By John Fernandes
It's Sunday night, 8:00 p.m. EST, October 14th. Sports fans in the United States are settling in, watching "Football Night in America"—a tradition that celebrates preparation, strategy, and competition. Cheers undoubtedly erupt from stadiums celebrating touchdowns, while I am on the other side of the world in Kuala Lumpur, at a press conference commemorating the first school in Malaysia to earn AACSB Accreditation. Despite the lack of screaming fans, the same celebratory mood, and an enthusiastic sense of accomplishment abounded. A new tradition had begun.
One of the grand pleasures of my job is having the opportunity to welcome a newly accredited school into the AACSB family. It is an even greater honor when it is the first AACSB-accredited school in the country. Through diligent preparation, thoughtful strategy, and with an eye on innovation for a competitive future, Universiti Putra Malaysia (UPM) became the first school in Malaysia and seventh in South Asia to earn AACSB Accreditation. I offer hearty congratulations to UPM and welcome them to the AACSB global network of accredited schools. I look forward to watching as UPM helps other schools in Malaysia in the accreditation process.
UPM had a surprise for the filled-to-capacity press conference where its accreditation was announced, and it was a big one. The Universiti Putra Malaysia Graduate School of Management has been granted authority to go private, and is now known as Putra Business School (PBS) governed by a private foundation. Its dean, Arfah Salleh, is PBS' president and CEO. Dr. Salleh and the PBS board will have complete autonomy from the public university governance structure and be free to compete, set prices, and launch programs and other initiatives as it sees fit.
There have been other successful (and unsuccessful) attempts by business schools to "go private." The University of Virginia's Darden School and University of Michigan Ross School of Business in the U.S. have taken the plunge to private funding, and Minnesota Carlson is evaluating a privatization strategy. Yet, UCLA Anderson's effort to shed public funding and gain more autonomy has stalled.
"Going private" is akin to the old adage, "going it alone." It has its pluses and minuses. In the right situation, privatizing the business school can clarify brand and facilitate quick, market-responsive actions, thereby enabling the school's competitiveness. While not for every school or student, for that matter, it is certainly an alternative that, particularly graduate business schools, may see as a potential infusion to their competitive position and financial stability.
Business schools would be well-advised to consider their position in an increasingly global student and placement market.

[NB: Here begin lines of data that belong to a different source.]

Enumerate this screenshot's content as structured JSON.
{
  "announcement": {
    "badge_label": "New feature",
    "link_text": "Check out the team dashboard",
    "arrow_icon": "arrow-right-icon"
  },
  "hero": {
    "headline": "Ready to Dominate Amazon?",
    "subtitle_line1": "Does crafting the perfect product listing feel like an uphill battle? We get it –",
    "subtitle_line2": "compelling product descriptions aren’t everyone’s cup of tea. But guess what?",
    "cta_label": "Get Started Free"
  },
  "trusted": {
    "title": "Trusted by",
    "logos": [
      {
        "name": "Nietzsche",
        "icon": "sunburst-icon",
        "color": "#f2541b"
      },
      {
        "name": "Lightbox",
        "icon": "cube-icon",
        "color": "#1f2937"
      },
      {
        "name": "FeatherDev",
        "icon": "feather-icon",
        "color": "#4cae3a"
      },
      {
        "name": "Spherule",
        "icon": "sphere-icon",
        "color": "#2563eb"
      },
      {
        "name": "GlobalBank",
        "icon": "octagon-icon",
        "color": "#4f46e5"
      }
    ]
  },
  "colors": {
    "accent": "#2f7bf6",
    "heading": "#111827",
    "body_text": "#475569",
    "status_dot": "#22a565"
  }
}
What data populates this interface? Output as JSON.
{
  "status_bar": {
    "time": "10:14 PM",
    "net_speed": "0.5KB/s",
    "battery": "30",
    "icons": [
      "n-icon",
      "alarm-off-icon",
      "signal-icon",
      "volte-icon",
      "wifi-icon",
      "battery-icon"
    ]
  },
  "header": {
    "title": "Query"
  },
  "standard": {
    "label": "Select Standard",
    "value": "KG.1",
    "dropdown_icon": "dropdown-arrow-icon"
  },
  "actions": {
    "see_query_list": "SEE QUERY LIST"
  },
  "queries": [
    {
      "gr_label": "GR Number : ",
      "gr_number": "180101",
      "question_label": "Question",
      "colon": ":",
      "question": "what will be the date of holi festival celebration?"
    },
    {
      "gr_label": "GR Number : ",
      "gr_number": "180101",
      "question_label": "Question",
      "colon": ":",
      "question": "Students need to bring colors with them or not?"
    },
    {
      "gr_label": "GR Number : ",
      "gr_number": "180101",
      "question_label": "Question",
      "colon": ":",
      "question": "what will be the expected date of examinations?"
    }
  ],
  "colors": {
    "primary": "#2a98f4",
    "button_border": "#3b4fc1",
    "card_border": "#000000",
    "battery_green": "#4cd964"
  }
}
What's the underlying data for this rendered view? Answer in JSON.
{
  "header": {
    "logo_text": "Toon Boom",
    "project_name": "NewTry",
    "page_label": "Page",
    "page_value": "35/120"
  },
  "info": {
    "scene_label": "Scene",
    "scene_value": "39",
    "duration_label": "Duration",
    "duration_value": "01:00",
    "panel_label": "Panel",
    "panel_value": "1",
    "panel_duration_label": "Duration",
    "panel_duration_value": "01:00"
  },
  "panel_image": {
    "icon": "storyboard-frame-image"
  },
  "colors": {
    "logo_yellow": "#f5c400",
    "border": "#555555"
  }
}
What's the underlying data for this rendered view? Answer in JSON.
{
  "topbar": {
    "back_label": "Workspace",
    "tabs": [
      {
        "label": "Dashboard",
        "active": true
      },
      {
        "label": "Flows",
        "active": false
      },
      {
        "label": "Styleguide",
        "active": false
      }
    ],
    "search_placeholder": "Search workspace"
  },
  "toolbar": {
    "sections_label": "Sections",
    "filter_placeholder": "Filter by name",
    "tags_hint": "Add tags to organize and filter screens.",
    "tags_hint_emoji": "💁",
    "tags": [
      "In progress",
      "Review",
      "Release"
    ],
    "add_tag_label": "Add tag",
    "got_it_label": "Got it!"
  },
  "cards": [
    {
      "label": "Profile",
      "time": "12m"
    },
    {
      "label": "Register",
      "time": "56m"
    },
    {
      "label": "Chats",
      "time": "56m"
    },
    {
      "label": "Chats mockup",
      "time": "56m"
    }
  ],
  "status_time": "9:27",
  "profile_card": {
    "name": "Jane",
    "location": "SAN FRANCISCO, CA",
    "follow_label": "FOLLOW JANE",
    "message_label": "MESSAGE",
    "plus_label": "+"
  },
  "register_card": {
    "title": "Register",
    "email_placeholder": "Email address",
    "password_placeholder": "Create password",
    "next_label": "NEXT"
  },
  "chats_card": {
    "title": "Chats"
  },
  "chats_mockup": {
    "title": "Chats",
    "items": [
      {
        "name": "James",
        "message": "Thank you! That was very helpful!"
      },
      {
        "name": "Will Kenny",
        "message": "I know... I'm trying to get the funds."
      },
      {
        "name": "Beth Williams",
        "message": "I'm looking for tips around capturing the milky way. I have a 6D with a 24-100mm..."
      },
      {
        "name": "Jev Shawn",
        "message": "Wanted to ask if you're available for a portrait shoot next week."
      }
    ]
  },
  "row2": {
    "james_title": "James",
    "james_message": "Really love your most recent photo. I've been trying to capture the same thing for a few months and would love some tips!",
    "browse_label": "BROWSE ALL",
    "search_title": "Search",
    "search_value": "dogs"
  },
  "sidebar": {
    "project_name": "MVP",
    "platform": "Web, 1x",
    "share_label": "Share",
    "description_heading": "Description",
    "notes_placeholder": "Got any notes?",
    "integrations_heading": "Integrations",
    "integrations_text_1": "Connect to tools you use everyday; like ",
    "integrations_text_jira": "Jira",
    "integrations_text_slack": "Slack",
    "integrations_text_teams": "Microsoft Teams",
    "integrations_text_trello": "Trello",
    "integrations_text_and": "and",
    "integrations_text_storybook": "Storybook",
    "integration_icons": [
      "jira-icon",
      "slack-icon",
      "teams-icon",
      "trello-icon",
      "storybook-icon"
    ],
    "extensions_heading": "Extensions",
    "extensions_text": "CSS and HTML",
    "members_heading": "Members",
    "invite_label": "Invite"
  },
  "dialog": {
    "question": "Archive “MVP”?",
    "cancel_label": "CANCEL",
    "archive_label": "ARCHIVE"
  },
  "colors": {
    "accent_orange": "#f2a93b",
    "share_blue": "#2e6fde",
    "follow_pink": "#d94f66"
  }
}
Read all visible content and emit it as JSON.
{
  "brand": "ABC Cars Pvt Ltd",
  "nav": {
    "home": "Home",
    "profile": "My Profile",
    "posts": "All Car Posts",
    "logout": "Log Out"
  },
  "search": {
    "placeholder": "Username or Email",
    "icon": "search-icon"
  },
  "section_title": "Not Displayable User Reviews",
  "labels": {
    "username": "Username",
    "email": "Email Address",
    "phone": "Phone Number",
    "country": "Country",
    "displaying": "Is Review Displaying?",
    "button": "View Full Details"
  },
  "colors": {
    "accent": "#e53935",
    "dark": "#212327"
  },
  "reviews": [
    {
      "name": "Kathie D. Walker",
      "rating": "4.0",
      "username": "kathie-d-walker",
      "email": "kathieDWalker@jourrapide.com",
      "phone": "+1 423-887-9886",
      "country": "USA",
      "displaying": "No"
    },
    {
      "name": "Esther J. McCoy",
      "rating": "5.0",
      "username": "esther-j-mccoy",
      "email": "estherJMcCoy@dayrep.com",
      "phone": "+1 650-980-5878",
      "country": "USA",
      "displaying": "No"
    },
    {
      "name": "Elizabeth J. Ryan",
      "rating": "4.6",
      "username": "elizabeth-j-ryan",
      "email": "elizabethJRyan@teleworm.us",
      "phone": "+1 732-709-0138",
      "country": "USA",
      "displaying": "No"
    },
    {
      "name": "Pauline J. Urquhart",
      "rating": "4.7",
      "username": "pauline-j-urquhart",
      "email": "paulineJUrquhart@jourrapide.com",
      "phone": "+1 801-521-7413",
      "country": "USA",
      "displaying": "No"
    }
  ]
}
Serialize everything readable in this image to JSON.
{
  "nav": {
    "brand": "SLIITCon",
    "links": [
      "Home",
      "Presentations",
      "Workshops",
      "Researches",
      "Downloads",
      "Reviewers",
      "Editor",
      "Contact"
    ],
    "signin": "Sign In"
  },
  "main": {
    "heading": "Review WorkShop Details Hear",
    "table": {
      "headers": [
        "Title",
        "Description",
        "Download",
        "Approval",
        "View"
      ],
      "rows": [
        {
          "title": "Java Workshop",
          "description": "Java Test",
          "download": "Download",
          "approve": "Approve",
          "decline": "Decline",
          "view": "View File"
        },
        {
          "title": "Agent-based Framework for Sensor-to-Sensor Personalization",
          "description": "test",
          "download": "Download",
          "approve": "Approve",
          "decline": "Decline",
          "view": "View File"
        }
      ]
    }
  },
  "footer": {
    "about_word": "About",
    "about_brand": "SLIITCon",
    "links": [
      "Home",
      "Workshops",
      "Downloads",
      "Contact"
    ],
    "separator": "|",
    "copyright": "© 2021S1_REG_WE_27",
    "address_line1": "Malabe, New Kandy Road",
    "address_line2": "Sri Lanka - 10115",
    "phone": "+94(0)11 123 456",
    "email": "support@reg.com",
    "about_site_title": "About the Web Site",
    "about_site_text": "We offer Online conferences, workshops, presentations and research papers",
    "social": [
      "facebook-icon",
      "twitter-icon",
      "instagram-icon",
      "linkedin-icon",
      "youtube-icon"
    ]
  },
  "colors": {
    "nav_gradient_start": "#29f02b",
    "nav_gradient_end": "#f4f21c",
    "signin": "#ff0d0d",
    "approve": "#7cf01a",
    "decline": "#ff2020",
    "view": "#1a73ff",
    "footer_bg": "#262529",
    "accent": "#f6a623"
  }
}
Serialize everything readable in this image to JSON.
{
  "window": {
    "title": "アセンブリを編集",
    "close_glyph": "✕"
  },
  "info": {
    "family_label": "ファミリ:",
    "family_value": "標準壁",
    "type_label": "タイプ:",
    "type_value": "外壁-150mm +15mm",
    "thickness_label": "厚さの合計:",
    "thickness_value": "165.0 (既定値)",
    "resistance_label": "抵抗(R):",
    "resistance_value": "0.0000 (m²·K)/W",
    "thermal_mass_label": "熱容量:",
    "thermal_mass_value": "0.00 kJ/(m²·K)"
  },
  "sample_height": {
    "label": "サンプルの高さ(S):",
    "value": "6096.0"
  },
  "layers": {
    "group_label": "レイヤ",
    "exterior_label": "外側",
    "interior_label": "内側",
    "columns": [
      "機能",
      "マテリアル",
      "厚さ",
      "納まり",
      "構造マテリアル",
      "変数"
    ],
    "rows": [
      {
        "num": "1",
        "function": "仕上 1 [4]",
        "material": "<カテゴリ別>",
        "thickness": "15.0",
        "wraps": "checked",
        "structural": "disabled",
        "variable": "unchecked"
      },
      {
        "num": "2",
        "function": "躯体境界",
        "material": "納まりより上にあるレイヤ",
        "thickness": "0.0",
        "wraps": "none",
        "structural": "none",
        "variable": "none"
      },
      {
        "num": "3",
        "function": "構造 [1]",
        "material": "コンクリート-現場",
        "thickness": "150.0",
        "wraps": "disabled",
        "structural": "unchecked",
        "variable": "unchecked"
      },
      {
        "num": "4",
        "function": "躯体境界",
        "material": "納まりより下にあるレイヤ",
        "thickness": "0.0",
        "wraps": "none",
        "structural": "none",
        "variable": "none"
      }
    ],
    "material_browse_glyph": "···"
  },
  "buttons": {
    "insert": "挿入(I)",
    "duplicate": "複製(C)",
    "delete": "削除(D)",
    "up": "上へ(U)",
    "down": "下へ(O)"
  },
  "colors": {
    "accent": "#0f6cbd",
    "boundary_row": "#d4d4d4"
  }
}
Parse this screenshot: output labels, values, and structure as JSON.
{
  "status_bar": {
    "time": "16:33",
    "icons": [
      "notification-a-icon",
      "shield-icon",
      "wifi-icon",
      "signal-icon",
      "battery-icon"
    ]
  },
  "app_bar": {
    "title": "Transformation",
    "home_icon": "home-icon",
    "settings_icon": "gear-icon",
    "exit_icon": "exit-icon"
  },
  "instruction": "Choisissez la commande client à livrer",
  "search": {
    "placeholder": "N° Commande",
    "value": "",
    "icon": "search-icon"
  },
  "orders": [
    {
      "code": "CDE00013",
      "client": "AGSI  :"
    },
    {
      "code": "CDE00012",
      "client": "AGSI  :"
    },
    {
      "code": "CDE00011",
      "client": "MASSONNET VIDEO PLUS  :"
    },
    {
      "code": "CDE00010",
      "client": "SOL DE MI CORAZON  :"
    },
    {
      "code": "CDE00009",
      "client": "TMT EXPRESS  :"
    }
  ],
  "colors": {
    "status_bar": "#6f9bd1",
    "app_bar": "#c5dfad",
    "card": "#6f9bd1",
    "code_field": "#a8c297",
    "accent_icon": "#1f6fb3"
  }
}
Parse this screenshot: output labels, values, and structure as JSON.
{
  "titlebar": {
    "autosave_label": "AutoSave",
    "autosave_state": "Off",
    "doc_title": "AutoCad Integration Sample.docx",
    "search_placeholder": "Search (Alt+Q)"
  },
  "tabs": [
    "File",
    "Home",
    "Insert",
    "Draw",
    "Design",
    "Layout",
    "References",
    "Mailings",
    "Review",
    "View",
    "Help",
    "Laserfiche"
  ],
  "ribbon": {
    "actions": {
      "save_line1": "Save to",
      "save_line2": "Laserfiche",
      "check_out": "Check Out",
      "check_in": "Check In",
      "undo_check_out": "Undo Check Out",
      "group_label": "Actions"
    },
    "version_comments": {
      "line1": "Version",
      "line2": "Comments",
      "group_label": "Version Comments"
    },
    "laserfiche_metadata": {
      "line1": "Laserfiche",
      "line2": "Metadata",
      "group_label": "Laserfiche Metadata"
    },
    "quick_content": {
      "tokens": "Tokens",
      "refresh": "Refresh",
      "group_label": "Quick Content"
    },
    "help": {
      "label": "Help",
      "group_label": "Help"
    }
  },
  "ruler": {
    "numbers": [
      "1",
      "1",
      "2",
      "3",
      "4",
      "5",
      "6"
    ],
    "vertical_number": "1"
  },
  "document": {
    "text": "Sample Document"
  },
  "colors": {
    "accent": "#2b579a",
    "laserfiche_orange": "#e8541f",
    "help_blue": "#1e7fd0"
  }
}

What makes the school unique or at least distinct? What does it do well within its global peer group? While the answers will vary, it is important that each school tells its own story clearly and convincingly. AACSB's global business school data base includes well over 700 schools enabling benchmarking from Massachusetts to Malaysia. Take advantage of it and mind the mission. It could make a world of difference! Oh, and public business schools should see whether the private funding model makes sense in their environment. It is not for everybody, yet it just might work for some.